Thromboxane Inhibitors Attenuate Inflammatory and Fibrotic Changes in Rat Liver Despite Continued Ethanol Administrations
- The first two authors contributed equally to this work.
Reprint requests: George L. Tipoe MD, PhD, Department of Anatomy, Li Ka Shing Faculty of Medicine, University of Hong Kong, Hong Kong, China; Tel.: +852-28199185; Fax: +852-28170857; E-mail: email@example.com
Thromboxane levels are increased in rats fed ethanol (EtOH), whereas thromboxane inhibitors reduce alcoholic liver injury. The aim of this study is to determine whether thromboxane inhibitors could attenuate the already established alcoholic liver injury.
Rats were fed EtOH and liquid diet for 6 weeks by intragastric infusion to induce liver injury after which EtOH was continued for 2 more weeks, and the rats were treated with either a thromboxane synthase inhibitor (TXSI) or a thromboxane receptor antagonist (TXRA). Liver pathology, lipid peroxidation, nuclear factor-kappa-B (NF-κB) activity, tumor necrosis factor-α (TNF-α), cyclooxygenase-2 (COX-2), and transforming growth factor-beta1 (TGF-β1) were evaluated.

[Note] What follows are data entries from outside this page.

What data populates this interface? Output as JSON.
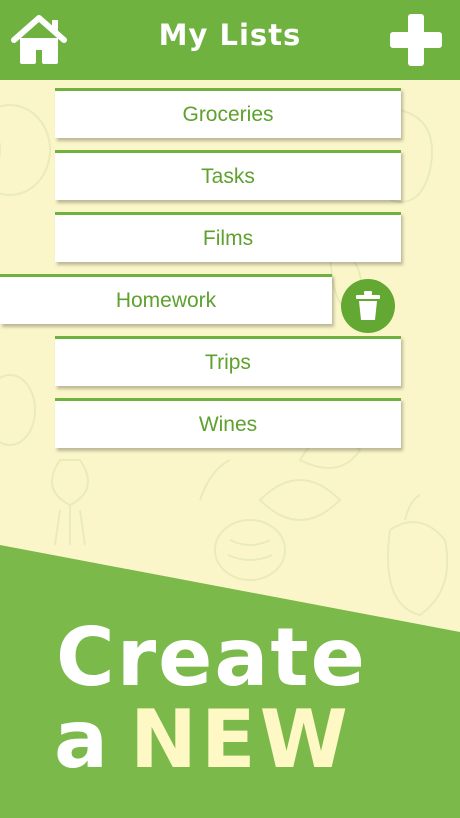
{
  "header": {
    "title": "My Lists",
    "home_icon": "home-icon",
    "add_icon": "plus-icon"
  },
  "lists": [
    {
      "label": "Groceries"
    },
    {
      "label": "Tasks"
    },
    {
      "label": "Films"
    },
    {
      "label": "Homework"
    },
    {
      "label": "Trips"
    },
    {
      "label": "Wines"
    }
  ],
  "delete_icon": "trash-icon",
  "promo": {
    "line1": "Create",
    "line2_a": "a",
    "line2_new": "NEW"
  },
  "colors": {
    "primary_green": "#6fb23f",
    "background": "#fbf6c9",
    "label_green": "#5ea12e"
  }
}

Administration of fish oil and EtOH caused fatty liver, necrosis, inflammation and fibrosis accompanied by increased in lipid peroxidation, NF-κB activity, and expression of TNF-α, COX-2, and TGF-β1. Treatment with the thromboxane inhibitors ameliorated a certain level of the pathological and biochemical abnormalities. In particular, TXSI in addition to reducing necrosis, inflammation and fibrosis also decrease the severity of fatty liver.

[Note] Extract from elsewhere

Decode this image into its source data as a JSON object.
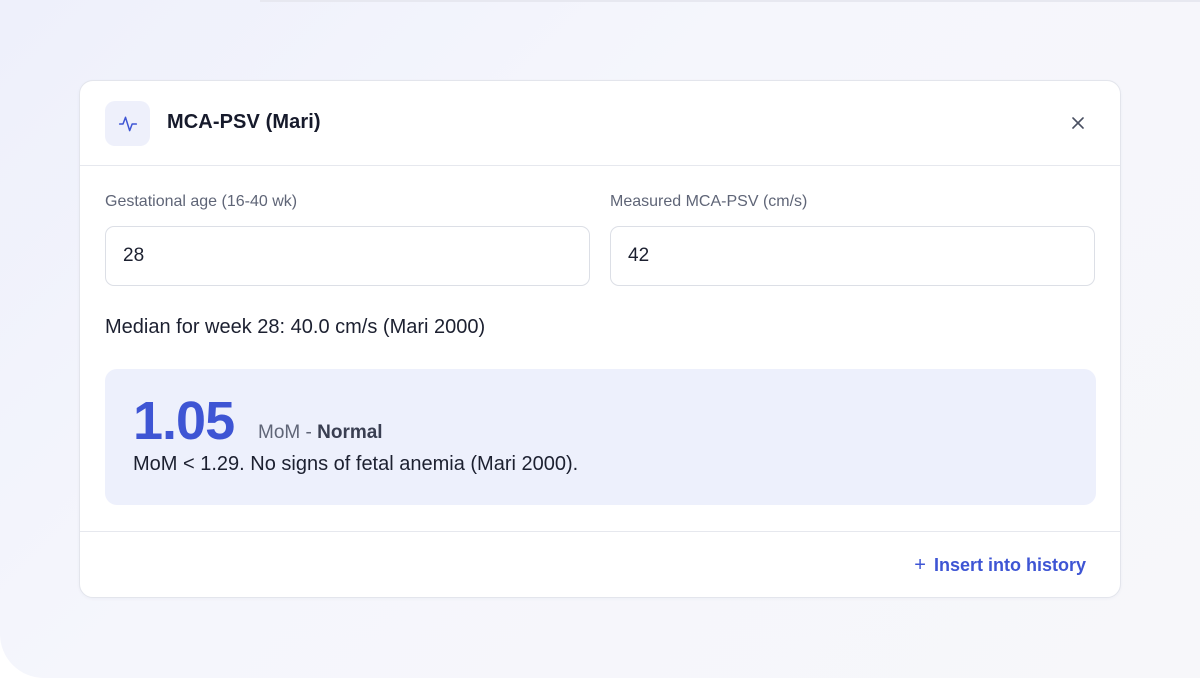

Thromboxane inhibitors attenuated the alcoholic liver injury, inflammation and fibrotic changes despite continued EtOH administration. Inhibition of the production of thromboxane by thromboxane inhibitor and receptor antagonists may be a useful treatment strategy in clinical alcoholic liver disease.